The 9 August 2016 saw the 140th Anniversary of the founding of the Mothers’ Union when Mary Sumner, a Rector’s wife, first convened a meeting of the mothers of Old Alresford, Hampshire in 1876. Many of you may not know about the MU, as they are affectionately known, but there has been a branch in Billericay for 94 years and they boast some 4 million members in 83 countries worldwide. Her Majesty Queen Elizabeth II is the patron.
It’s said that the MU is the most effective deliverer of primary health care, post-trauma counselling, micro-finance, education and the general advancement and empowerment of women in societies in the global south. In addition, they are represented on the United Nations Commission on the Status of Women.
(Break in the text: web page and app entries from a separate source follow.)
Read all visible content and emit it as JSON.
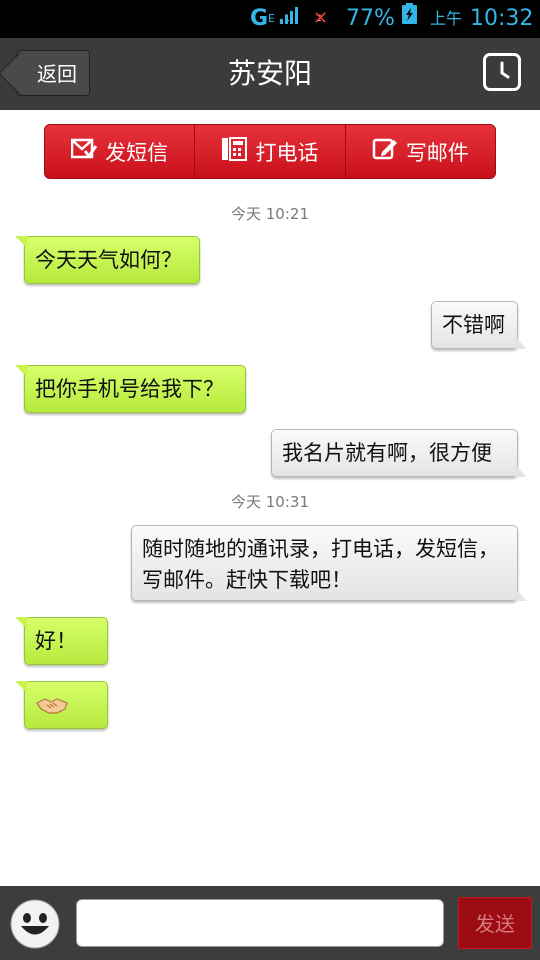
{
  "status_bar": {
    "network_g": "G",
    "network_e": "E",
    "sim1": "1",
    "sim2": "2",
    "battery_percent": "77%",
    "ampm": "上午",
    "time": "10:32",
    "accent": "#33b5e5"
  },
  "header": {
    "back_label": "返回",
    "title": "苏安阳",
    "history_icon": "clock-icon"
  },
  "actions": [
    {
      "label": "发短信",
      "icon": "sms-icon"
    },
    {
      "label": "打电话",
      "icon": "phone-icon"
    },
    {
      "label": "写邮件",
      "icon": "edit-mail-icon"
    }
  ],
  "chat": {
    "timestamps": [
      "今天 10:21",
      "今天 10:31"
    ],
    "messages": [
      {
        "from": "contact",
        "text": "今天天气如何？"
      },
      {
        "from": "me",
        "text": "不错啊"
      },
      {
        "from": "contact",
        "text": "把你手机号给我下？"
      },
      {
        "from": "me",
        "text": "我名片就有啊，很方便"
      },
      {
        "from": "me",
        "text": "随时随地的通讯录，打电话，发短信，写邮件。赶快下载吧！"
      },
      {
        "from": "contact",
        "text": "好！"
      },
      {
        "from": "contact",
        "text": "",
        "icon": "handshake-emoji-icon"
      }
    ]
  },
  "input_bar": {
    "placeholder": "",
    "send_label": "发送",
    "emoji_icon": "smiley-icon"
  },
  "colors": {
    "incoming_bubble": "#c7f44f",
    "outgoing_bubble": "#ececec",
    "action_bar": "#d8202a",
    "header_bg": "#3b3b3b"
  }
}
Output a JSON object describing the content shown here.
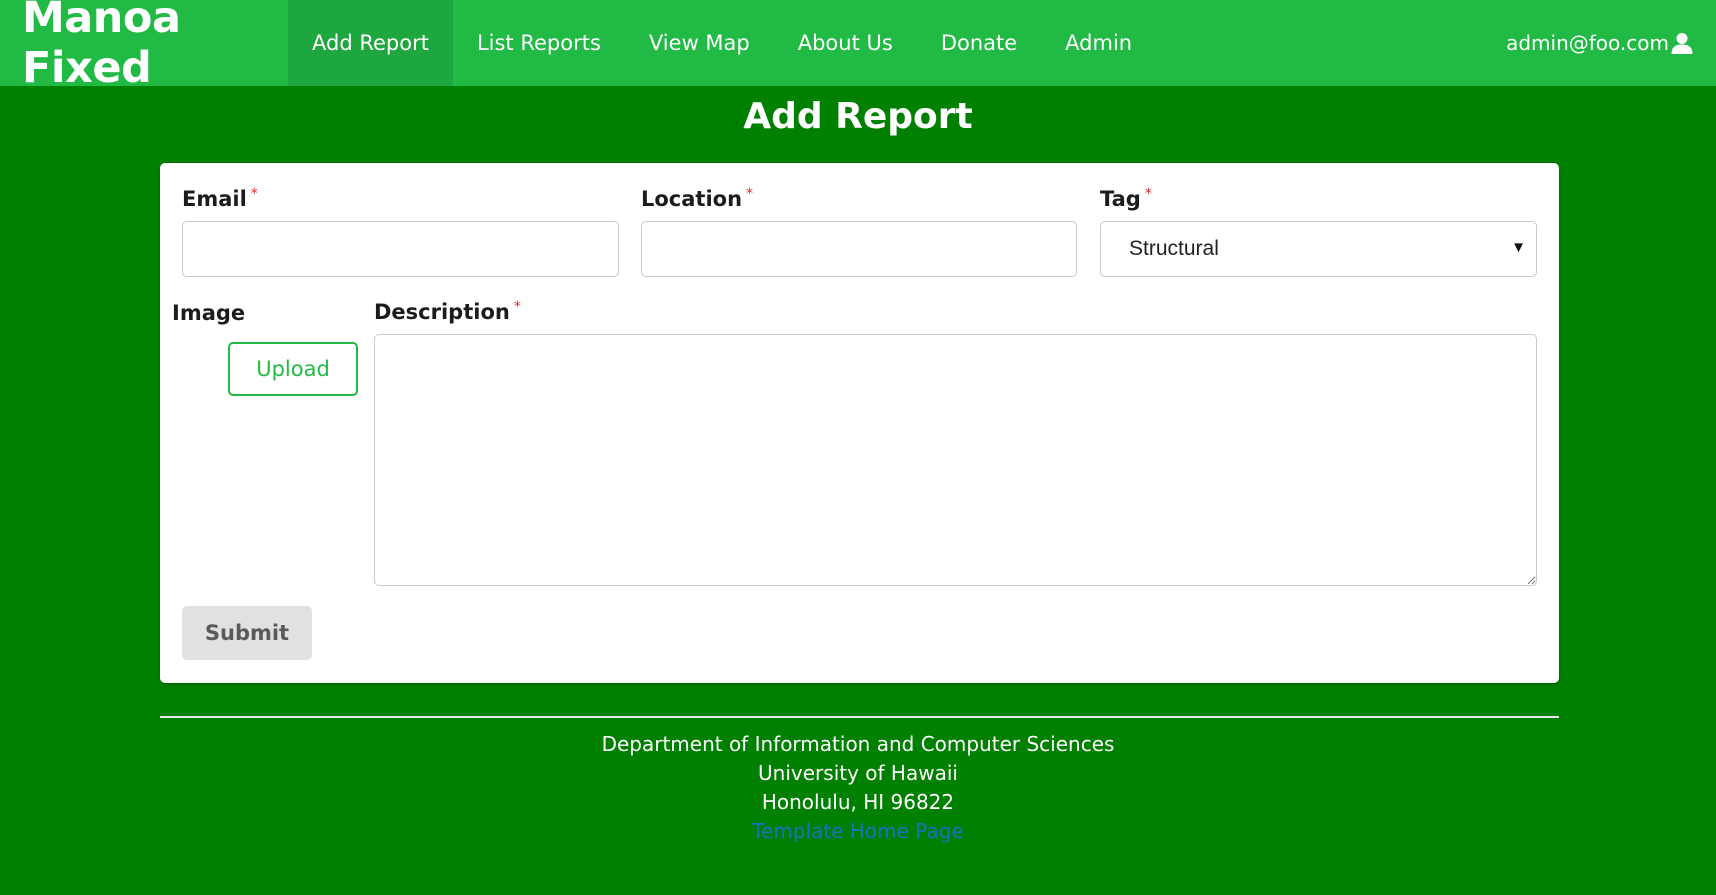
{
  "navbar": {
    "brand": "Manoa Fixed",
    "items": [
      {
        "label": "Add Report",
        "active": true
      },
      {
        "label": "List Reports"
      },
      {
        "label": "View Map"
      },
      {
        "label": "About Us"
      },
      {
        "label": "Donate"
      },
      {
        "label": "Admin"
      }
    ],
    "user": "admin@foo.com",
    "user_icon": "user-icon"
  },
  "page": {
    "title": "Add Report"
  },
  "form": {
    "email_label": "Email",
    "location_label": "Location",
    "tag_label": "Tag",
    "tag_value": "Structural",
    "image_label": "Image",
    "upload_label": "Upload",
    "description_label": "Description",
    "required_marker": "*",
    "submit_label": "Submit",
    "email_value": "",
    "location_value": "",
    "description_value": ""
  },
  "footer": {
    "line1": "Department of Information and Computer Sciences",
    "line2": "University of Hawaii",
    "line3": "Honolulu, HI 96822",
    "link": "Template Home Page"
  },
  "colors": {
    "page_background": "#008000",
    "navbar": "#21ba45",
    "navbar_active": "#1ea73e",
    "required": "#db2828",
    "link": "#1e70bf"
  }
}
Across the world, the MU has held community life together through war and exile, famine, drought and plague. Moreover, in places where it takes immense courage just to stand still, women, together, are able to do much more than that: taking their families and their communities with them towards a better future.
I’ve witnessed at first hand, the wonderful work the MU undertake in Uganda, especially in the aftermath of the dictatorship of Idi Amin. It was the MU, working alongside the Anglican Church, who helped to restore the fortunes of that country. But also in the ravaged environments of African states that have been through, and continue to endure, so many life destroying experiences, the MU offers what no other group can: the local, effective, liberating building of potential and mutual support among women.
And what is true in many parts of the world is also true of the MU in the UK. Parenting; Prisons; Hospitals; Literacy and Development; work with Asylum-Seekers; Mother and Toddler groups and the Government sponsored Bye Bye Childhood campaign to challenge the commercialisation and sexualisation of children.
The Purpose, Aims and Objectives of the MU is to be specially concerned with all that strengthens and preserves marriage and family life. And, these are Christian values which are absolutely essential in the increasingly fragmented society in which we live today. Archbishop Justin Welby said:
The Mothers’ Union in so many places is an organisation that listens to the voices of weeping. Whether it’s in Burundi, the Congo or South Sudan; whether it’s in homes in cities where when the local football team loses there is a 50 percent increase in domestic violence; whether it is in the loneliness of weeping by people who are not suffering physically but are spiritually empty and lost; it is the Mothers’ Union that exists in the vision of Mary Sumner to speak of those things that God has provided that bring hope, help and a future.
There has never been a more challenging, or more exciting time to be part of MU and to be part of bringing positive change to family life. Members of the MU are not all mothers, some are: single; married; parents and grandparents – there are even some men who are MU members, myself included.
It seems fitting that I should conclude with the Mothers’ Union Prayer:
We thank you for Your love so freely given to us all.
We pray for families around the world.
Bless the work of the Mothers’ Union as they seek to share Your love
Through the encouragement, strengthening and support of marriage and family life.
Empowered by Your Spirit, may they be united in prayer and worship
And in love and service, reach out as Your hands across the world.
In Jesus’ name. Amen.
We have a special service planned on Sunday 18 September at 10.30 am at Emmanuel when we are very pleased to have as our Guest Speaker Nikki Sweatman, who is the Worldwide Provincial President of Canterbury. Do come along if you are interested in finding out a bit more about the work of the MU. You can contact the Branch leader via my email address here or surf their excellent website here www.mothersunion.org